_What is needed_
Reproduce the entries exactly, but keep the pictures out of the copy.

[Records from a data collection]
◇ ◇ ◇ ◇ ◇ ◇ ◇

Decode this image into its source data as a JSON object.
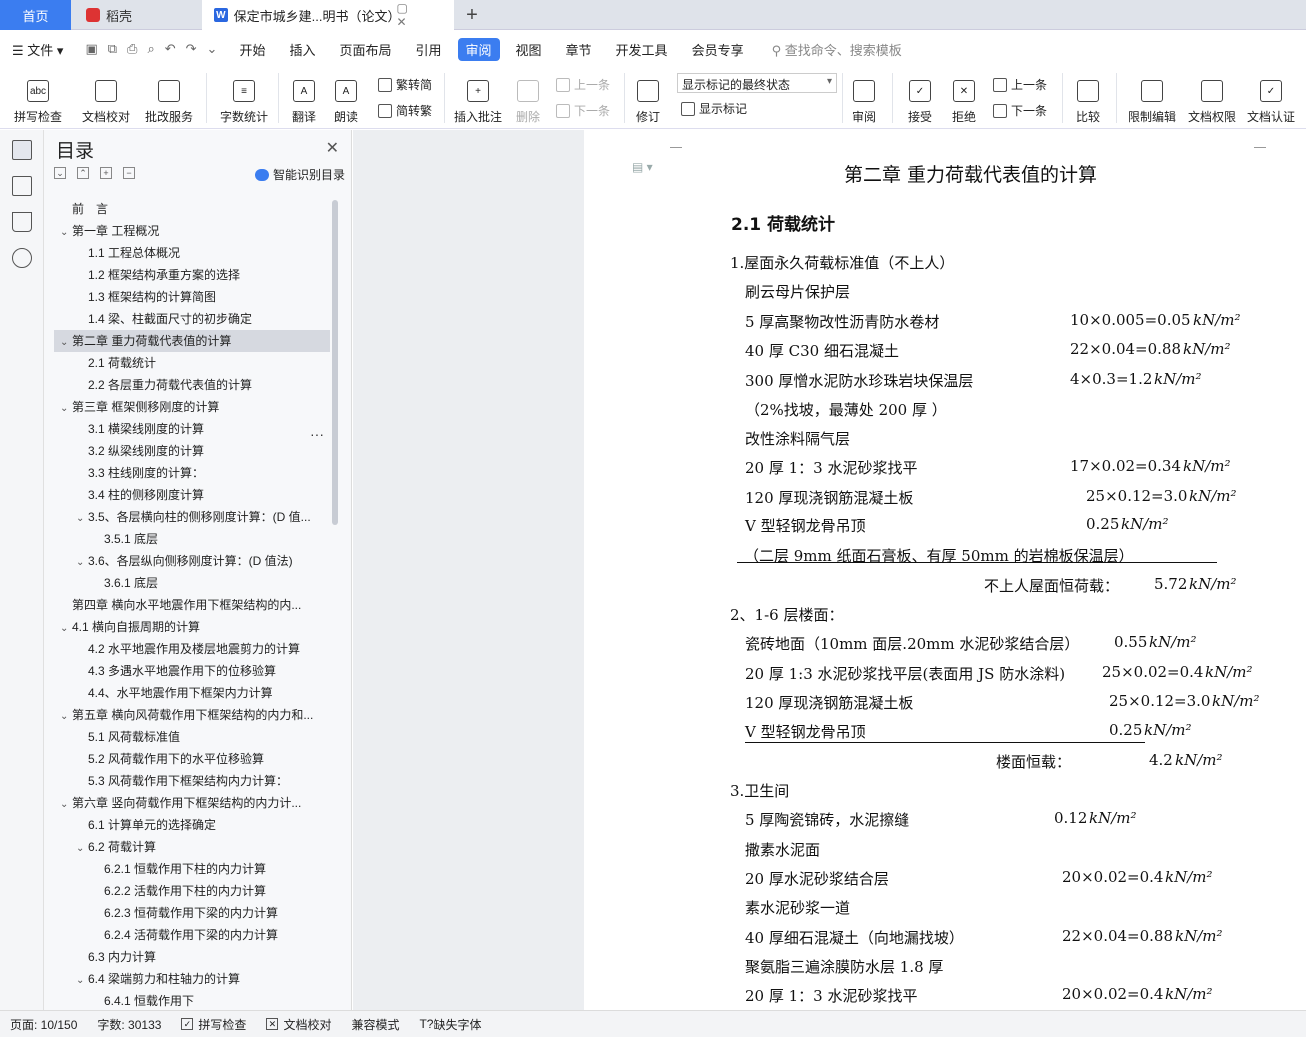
{
  "tabs": {
    "home": "首页",
    "daoke": "稻壳",
    "doc": "保定市城乡建...明书（论文）",
    "add": "+"
  },
  "menu": {
    "file": "文件",
    "items": [
      "开始",
      "插入",
      "页面布局",
      "引用",
      "审阅",
      "视图",
      "章节",
      "开发工具",
      "会员专享"
    ],
    "active": "审阅",
    "search": "查找命令、搜索模板"
  },
  "toolbar": {
    "spell": "拼写检查",
    "doc_check": "文档校对",
    "annot_service": "批改服务",
    "word_count": "字数统计",
    "translate": "翻译",
    "read": "朗读",
    "trad_to_simp": "繁转简",
    "simp_to_trad": "简转繁",
    "insert_comment": "插入批注",
    "delete": "删除",
    "prev": "上一条",
    "next": "下一条",
    "revise": "修订",
    "markup_mode": "显示标记的最终状态",
    "show_markup": "显示标记",
    "review": "审阅",
    "accept": "接受",
    "reject": "拒绝",
    "prev2": "上一条",
    "next2": "下一条",
    "compare": "比较",
    "restrict": "限制编辑",
    "permission": "文档权限",
    "certify": "文档认证"
  },
  "nav": {
    "title": "目录",
    "smart": "智能识别目录",
    "items": [
      {
        "text": "前　言",
        "level": 1,
        "arrow": ""
      },
      {
        "text": "第一章 工程概况",
        "level": 1,
        "arrow": "v"
      },
      {
        "text": "1.1 工程总体概况",
        "level": 2,
        "arrow": ""
      },
      {
        "text": "1.2 框架结构承重方案的选择",
        "level": 2,
        "arrow": ""
      },
      {
        "text": "1.3  框架结构的计算简图",
        "level": 2,
        "arrow": ""
      },
      {
        "text": "1.4  梁、柱截面尺寸的初步确定",
        "level": 2,
        "arrow": ""
      },
      {
        "text": "第二章  重力荷载代表值的计算",
        "level": 1,
        "arrow": "v",
        "selected": true
      },
      {
        "text": "2.1 荷载统计",
        "level": 2,
        "arrow": ""
      },
      {
        "text": "2.2 各层重力荷载代表值的计算",
        "level": 2,
        "arrow": ""
      },
      {
        "text": "第三章    框架侧移刚度的计算",
        "level": 1,
        "arrow": "v"
      },
      {
        "text": "3.1 横梁线刚度的计算",
        "level": 2,
        "arrow": ""
      },
      {
        "text": "3.2 纵梁线刚度的计算",
        "level": 2,
        "arrow": ""
      },
      {
        "text": "3.3 柱线刚度的计算：",
        "level": 2,
        "arrow": ""
      },
      {
        "text": "3.4 柱的侧移刚度计算",
        "level": 2,
        "arrow": ""
      },
      {
        "text": "3.5、各层横向柱的侧移刚度计算：(D 值...",
        "level": 2,
        "arrow": "v"
      },
      {
        "text": "3.5.1 底层",
        "level": 3,
        "arrow": ""
      },
      {
        "text": "3.6、各层纵向侧移刚度计算：(D 值法)",
        "level": 2,
        "arrow": "v"
      },
      {
        "text": "3.6.1 底层",
        "level": 3,
        "arrow": ""
      },
      {
        "text": "第四章    横向水平地震作用下框架结构的内...",
        "level": 1,
        "arrow": ""
      },
      {
        "text": "4.1 横向自振周期的计算",
        "level": 1,
        "arrow": "v"
      },
      {
        "text": "4.2 水平地震作用及楼层地震剪力的计算",
        "level": 2,
        "arrow": ""
      },
      {
        "text": "4.3 多遇水平地震作用下的位移验算",
        "level": 2,
        "arrow": ""
      },
      {
        "text": "4.4、水平地震作用下框架内力计算",
        "level": 2,
        "arrow": ""
      },
      {
        "text": "第五章  横向风荷载作用下框架结构的内力和...",
        "level": 1,
        "arrow": "v"
      },
      {
        "text": "5.1 风荷载标准值",
        "level": 2,
        "arrow": ""
      },
      {
        "text": "5.2 风荷载作用下的水平位移验算",
        "level": 2,
        "arrow": ""
      },
      {
        "text": "5.3 风荷载作用下框架结构内力计算：",
        "level": 2,
        "arrow": ""
      },
      {
        "text": "第六章    竖向荷载作用下框架结构的内力计...",
        "level": 1,
        "arrow": "v"
      },
      {
        "text": "6.1 计算单元的选择确定",
        "level": 2,
        "arrow": ""
      },
      {
        "text": "6.2 荷载计算",
        "level": 2,
        "arrow": "v"
      },
      {
        "text": "6.2.1 恒载作用下柱的内力计算",
        "level": 3,
        "arrow": ""
      },
      {
        "text": "6.2.2 活载作用下柱的内力计算",
        "level": 3,
        "arrow": ""
      },
      {
        "text": "6.2.3 恒荷载作用下梁的内力计算",
        "level": 3,
        "arrow": ""
      },
      {
        "text": "6.2.4 活荷载作用下梁的内力计算",
        "level": 3,
        "arrow": ""
      },
      {
        "text": "6.3 内力计算",
        "level": 2,
        "arrow": ""
      },
      {
        "text": "6.4 梁端剪力和柱轴力的计算",
        "level": 2,
        "arrow": "v"
      },
      {
        "text": "6.4.1 恒载作用下",
        "level": 3,
        "arrow": ""
      }
    ]
  },
  "doc": {
    "chapter": "第二章  重力荷载代表值的计算",
    "section": "2.1 荷载统计",
    "unit": "kN/m²",
    "lines": [
      {
        "text": "1.屋面永久荷载标准值（不上人）",
        "val": ""
      },
      {
        "text": "刷云母片保护层",
        "val": ""
      },
      {
        "text": "5 厚高聚物改性沥青防水卷材",
        "val": "10×0.005=0.05"
      },
      {
        "text": "40 厚 C30 细石混凝土",
        "val": "22×0.04=0.88"
      },
      {
        "text": "300 厚憎水泥防水珍珠岩块保温层",
        "val": "4×0.3=1.2"
      },
      {
        "text": "（2%找坡，最薄处 200 厚  ）",
        "val": ""
      },
      {
        "text": "改性涂料隔气层",
        "val": ""
      },
      {
        "text": "20 厚 1：3 水泥砂浆找平",
        "val": "17×0.02=0.34"
      },
      {
        "text": "120 厚现浇钢筋混凝土板",
        "val": "25×0.12=3.0"
      },
      {
        "text": "V 型轻钢龙骨吊顶",
        "val": "0.25"
      },
      {
        "text": "（二层 9mm 纸面石膏板、有厚 50mm 的岩棉板保温层）",
        "val": ""
      },
      {
        "text": "不上人屋面恒荷载：",
        "val": "5.72"
      },
      {
        "text": "2、1-6 层楼面：",
        "val": ""
      },
      {
        "text": "瓷砖地面（10mm 面层.20mm 水泥砂浆结合层）",
        "val": "0.55"
      },
      {
        "text": "20 厚 1:3 水泥砂浆找平层(表面用 JS 防水涂料)",
        "val": "25×0.02=0.4"
      },
      {
        "text": "120 厚现浇钢筋混凝土板",
        "val": "25×0.12=3.0"
      },
      {
        "text": "V 型轻钢龙骨吊顶",
        "val": "0.25"
      },
      {
        "text": "楼面恒载：",
        "val": "4.2"
      },
      {
        "text": "3.卫生间",
        "val": ""
      },
      {
        "text": "5 厚陶瓷锦砖，水泥擦缝",
        "val": "0.12"
      },
      {
        "text": "撒素水泥面",
        "val": ""
      },
      {
        "text": "20 厚水泥砂浆结合层",
        "val": "20×0.02=0.4"
      },
      {
        "text": "素水泥砂浆一道",
        "val": ""
      },
      {
        "text": "40 厚细石混凝土（向地漏找坡）",
        "val": "22×0.04=0.88"
      },
      {
        "text": "聚氨脂三遍涂膜防水层 1.8 厚",
        "val": ""
      },
      {
        "text": "20 厚 1：3 水泥砂浆找平",
        "val": "20×0.02=0.4"
      }
    ]
  },
  "status": {
    "page": "页面: 10/150",
    "words": "字数: 30133",
    "spell": "拼写检查",
    "check": "文档校对",
    "compat": "兼容模式",
    "font": "缺失字体"
  }
}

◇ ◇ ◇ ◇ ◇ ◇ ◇

_Answer to this exercise_
Decode this image into its source data as a JSON object.
{
  "tabs": {
    "home": "首页",
    "daoke": "稻壳",
    "doc": "保定市城乡建...明书（论文）",
    "add": "+"
  },
  "menu": {
    "file": "文件",
    "items": [
      "开始",
      "插入",
      "页面布局",
      "引用",
      "审阅",
      "视图",
      "章节",
      "开发工具",
      "会员专享"
    ],
    "active": "审阅",
    "search": "查找命令、搜索模板"
  },
  "toolbar": {
    "spell": "拼写检查",
    "doc_check": "文档校对",
    "annot_service": "批改服务",
    "word_count": "字数统计",
    "translate": "翻译",
    "read": "朗读",
    "trad_to_simp": "繁转简",
    "simp_to_trad": "简转繁",
    "insert_comment": "插入批注",
    "delete": "删除",
    "prev": "上一条",
    "next": "下一条",
    "revise": "修订",
    "markup_mode": "显示标记的最终状态",
    "show_markup": "显示标记",
    "review": "审阅",
    "accept": "接受",
    "reject": "拒绝",
    "prev2": "上一条",
    "next2": "下一条",
    "compare": "比较",
    "restrict": "限制编辑",
    "permission": "文档权限",
    "certify": "文档认证"
  },
  "nav": {
    "title": "目录",
    "smart": "智能识别目录",
    "items": [
      {
        "text": "前　言",
        "level": 1,
        "arrow": ""
      },
      {
        "text": "第一章 工程概况",
        "level": 1,
        "arrow": "v"
      },
      {
        "text": "1.1 工程总体概况",
        "level": 2,
        "arrow": ""
      },
      {
        "text": "1.2 框架结构承重方案的选择",
        "level": 2,
        "arrow": ""
      },
      {
        "text": "1.3  框架结构的计算简图",
        "level": 2,
        "arrow": ""
      },
      {
        "text": "1.4  梁、柱截面尺寸的初步确定",
        "level": 2,
        "arrow": ""
      },
      {
        "text": "第二章  重力荷载代表值的计算",
        "level": 1,
        "arrow": "v",
        "selected": true
      },
      {
        "text": "2.1 荷载统计",
        "level": 2,
        "arrow": ""
      },
      {
        "text": "2.2 各层重力荷载代表值的计算",
        "level": 2,
        "arrow": ""
      },
      {
        "text": "第三章    框架侧移刚度的计算",
        "level": 1,
        "arrow": "v"
      },
      {
        "text": "3.1 横梁线刚度的计算",
        "level": 2,
        "arrow": ""
      },
      {
        "text": "3.2 纵梁线刚度的计算",
        "level": 2,
        "arrow": ""
      },
      {
        "text": "3.3 柱线刚度的计算：",
        "level": 2,
        "arrow": ""
      },
      {
        "text": "3.4 柱的侧移刚度计算",
        "level": 2,
        "arrow": ""
      },
      {
        "text": "3.5、各层横向柱的侧移刚度计算：(D 值...",
        "level": 2,
        "arrow": "v"
      },
      {
        "text": "3.5.1 底层",
        "level": 3,
        "arrow": ""
      },
      {
        "text": "3.6、各层纵向侧移刚度计算：(D 值法)",
        "level": 2,
        "arrow": "v"
      },
      {
        "text": "3.6.1 底层",
        "level": 3,
        "arrow": ""
      },
      {
        "text": "第四章    横向水平地震作用下框架结构的内...",
        "level": 1,
        "arrow": ""
      },
      {
        "text": "4.1 横向自振周期的计算",
        "level": 1,
        "arrow": "v"
      },
      {
        "text": "4.2 水平地震作用及楼层地震剪力的计算",
        "level": 2,
        "arrow": ""
      },
      {
        "text": "4.3 多遇水平地震作用下的位移验算",
        "level": 2,
        "arrow": ""
      },
      {
        "text": "4.4、水平地震作用下框架内力计算",
        "level": 2,
        "arrow": ""
      },
      {
        "text": "第五章  横向风荷载作用下框架结构的内力和...",
        "level": 1,
        "arrow": "v"
      },
      {
        "text": "5.1 风荷载标准值",
        "level": 2,
        "arrow": ""
      },
      {
        "text": "5.2 风荷载作用下的水平位移验算",
        "level": 2,
        "arrow": ""
      },
      {
        "text": "5.3 风荷载作用下框架结构内力计算：",
        "level": 2,
        "arrow": ""
      },
      {
        "text": "第六章    竖向荷载作用下框架结构的内力计...",
        "level": 1,
        "arrow": "v"
      },
      {
        "text": "6.1 计算单元的选择确定",
        "level": 2,
        "arrow": ""
      },
      {
        "text": "6.2 荷载计算",
        "level": 2,
        "arrow": "v"
      },
      {
        "text": "6.2.1 恒载作用下柱的内力计算",
        "level": 3,
        "arrow": ""
      },
      {
        "text": "6.2.2 活载作用下柱的内力计算",
        "level": 3,
        "arrow": ""
      },
      {
        "text": "6.2.3 恒荷载作用下梁的内力计算",
        "level": 3,
        "arrow": ""
      },
      {
        "text": "6.2.4 活荷载作用下梁的内力计算",
        "level": 3,
        "arrow": ""
      },
      {
        "text": "6.3 内力计算",
        "level": 2,
        "arrow": ""
      },
      {
        "text": "6.4 梁端剪力和柱轴力的计算",
        "level": 2,
        "arrow": "v"
      },
      {
        "text": "6.4.1 恒载作用下",
        "level": 3,
        "arrow": ""
      }
    ]
  },
  "doc": {
    "chapter": "第二章  重力荷载代表值的计算",
    "section": "2.1 荷载统计",
    "unit": "kN/m²",
    "lines": [
      {
        "text": "1.屋面永久荷载标准值（不上人）",
        "val": ""
      },
      {
        "text": "刷云母片保护层",
        "val": ""
      },
      {
        "text": "5 厚高聚物改性沥青防水卷材",
        "val": "10×0.005=0.05"
      },
      {
        "text": "40 厚 C30 细石混凝土",
        "val": "22×0.04=0.88"
      },
      {
        "text": "300 厚憎水泥防水珍珠岩块保温层",
        "val": "4×0.3=1.2"
      },
      {
        "text": "（2%找坡，最薄处 200 厚  ）",
        "val": ""
      },
      {
        "text": "改性涂料隔气层",
        "val": ""
      },
      {
        "text": "20 厚 1：3 水泥砂浆找平",
        "val": "17×0.02=0.34"
      },
      {
        "text": "120 厚现浇钢筋混凝土板",
        "val": "25×0.12=3.0"
      },
      {
        "text": "V 型轻钢龙骨吊顶",
        "val": "0.25"
      },
      {
        "text": "（二层 9mm 纸面石膏板、有厚 50mm 的岩棉板保温层）",
        "val": ""
      },
      {
        "text": "不上人屋面恒荷载：",
        "val": "5.72"
      },
      {
        "text": "2、1-6 层楼面：",
        "val": ""
      },
      {
        "text": "瓷砖地面（10mm 面层.20mm 水泥砂浆结合层）",
        "val": "0.55"
      },
      {
        "text": "20 厚 1:3 水泥砂浆找平层(表面用 JS 防水涂料)",
        "val": "25×0.02=0.4"
      },
      {
        "text": "120 厚现浇钢筋混凝土板",
        "val": "25×0.12=3.0"
      },
      {
        "text": "V 型轻钢龙骨吊顶",
        "val": "0.25"
      },
      {
        "text": "楼面恒载：",
        "val": "4.2"
      },
      {
        "text": "3.卫生间",
        "val": ""
      },
      {
        "text": "5 厚陶瓷锦砖，水泥擦缝",
        "val": "0.12"
      },
      {
        "text": "撒素水泥面",
        "val": ""
      },
      {
        "text": "20 厚水泥砂浆结合层",
        "val": "20×0.02=0.4"
      },
      {
        "text": "素水泥砂浆一道",
        "val": ""
      },
      {
        "text": "40 厚细石混凝土（向地漏找坡）",
        "val": "22×0.04=0.88"
      },
      {
        "text": "聚氨脂三遍涂膜防水层 1.8 厚",
        "val": ""
      },
      {
        "text": "20 厚 1：3 水泥砂浆找平",
        "val": "20×0.02=0.4"
      }
    ]
  },
  "status": {
    "page": "页面: 10/150",
    "words": "字数: 30133",
    "spell": "拼写检查",
    "check": "文档校对",
    "compat": "兼容模式",
    "font": "缺失字体"
  }
}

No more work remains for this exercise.